If I were to offer criticism, however, it would be that in my discipline (electromagnetic radiation and scattering), it leads one to spending time/money on implementing mathematics that really don't correspond to actual use cases. MMS requires injecting arbitrary dirichlet/neumann/robin data on boundaries and arbitrary volume sources, but real physical models don't actually use these (they use port boundary conditions, modal expansion boundary conditions, total-field/scattered-field decompositions for sources.. all of these are weirder constructions that fall outside the scope of basic MMS). Overall this makes MMS feel rather tautological: it insists of me that I write extra code that is only of use/coveraged by MMS itself, and yet MMS remains rather silent when it comes to bigger/harder questions.

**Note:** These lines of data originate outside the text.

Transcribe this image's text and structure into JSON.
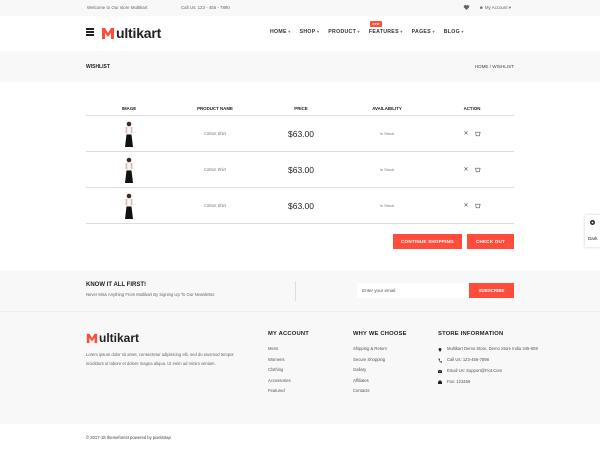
{
  "topbar": {
    "welcome": "Welcome to Our store Multikart",
    "phone": "Call Us: 123 - 456 - 7890",
    "account": "My Account"
  },
  "header": {
    "logo_letter": "M",
    "logo_text": "ultikart",
    "nav": [
      {
        "label": "HOME"
      },
      {
        "label": "SHOP"
      },
      {
        "label": "PRODUCT"
      },
      {
        "label": "FEATURES"
      },
      {
        "label": "PAGES"
      },
      {
        "label": "BLOG"
      }
    ],
    "new_badge": "new"
  },
  "breadcrumb": {
    "title": "WISHLIST",
    "trail": "HOME  /  WISHLIST"
  },
  "table": {
    "headers": [
      "IMAGE",
      "PRODUCT NAME",
      "PRICE",
      "AVAILABILITY",
      "ACTION"
    ],
    "rows": [
      {
        "name": "Cotton Shirt",
        "price": "$63.00",
        "availability": "in Stock"
      },
      {
        "name": "Cotton Shirt",
        "price": "$63.00",
        "availability": "in Stock"
      },
      {
        "name": "Cotton Shirt",
        "price": "$63.00",
        "availability": "in Stock"
      }
    ]
  },
  "buttons": {
    "continue": "CONTINUE SHOPPING",
    "checkout": "CHECK OUT"
  },
  "side_toggle": {
    "label": "Dark"
  },
  "newsletter": {
    "heading": "KNOW IT ALL FIRST!",
    "subtext": "Never Miss Anything From Multikart By Signing Up To Our Newsletter.",
    "placeholder": "Enter your email",
    "subscribe": "SUBSCRIBE"
  },
  "footer": {
    "logo_letter": "M",
    "logo_text": "ultikart",
    "description": "Lorem ipsum dolor sit amet, consectetur adipisicing elit, sed do eiusmod tempor incididunt ut labore et dolore magna aliqua. Ut enim ad minim veniam.",
    "social_icons": [
      "facebook-icon",
      "google-plus-icon",
      "twitter-icon",
      "instagram-icon",
      "rss-icon"
    ],
    "my_account": {
      "title": "MY ACCOUNT",
      "links": [
        "Mens",
        "Womens",
        "Clothing",
        "Accessories",
        "Featured"
      ]
    },
    "why_we_choose": {
      "title": "WHY WE CHOOSE",
      "links": [
        "Shipping & Return",
        "Secure Shopping",
        "Gallary",
        "Affiliates",
        "Contacts"
      ]
    },
    "store_info": {
      "title": "STORE INFORMATION",
      "address": "Multikart Demo Store, Demo Store India 345-659",
      "phone": "Call Us: 123-456-7898",
      "email": "Email Us: Support@Fiot.Com",
      "fax": "Fax: 123456"
    }
  },
  "bottom": {
    "copyright": "© 2017-18 themeforest powered by pixelstrap"
  },
  "colors": {
    "accent": "#ff4c3b",
    "light_bg": "#f8f8f8"
  }
}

As an alternative to implementing MMS for electromagnetism, I recommend instead to implement cavity eigenproblem tests (ie compute resonant frequencies of a closed cavity of canonical shape, subject to zero-valued dirichlet or neumann conditions). It can tell you similar things as MMS: am I obtaining the correct rates of convergence as I fiddle with geometry/basis orders and mesh density. Unlike MMS, this doesn't require any additional nonzero boundary-data/body-load terms. And yet, it actually solves a physical problem of genuine engineering interest! (resonant frequencies of general shapes). It does carry the drawback of more complicated algebraic machinery (solving a sparse eigenproblem instead of sparse linear system), but there are good black-box libraries for either case.
All that said, my opinion is shaped by my domain of interest (linear electromagnetism), so other PDE's might not have such a tidy/useful alternative to MMS. I certainly won't criticize other practitioners for thorough testing! It's more a sentiment that, in my use cases, MMS entails additional work but doesn't give very much additional information.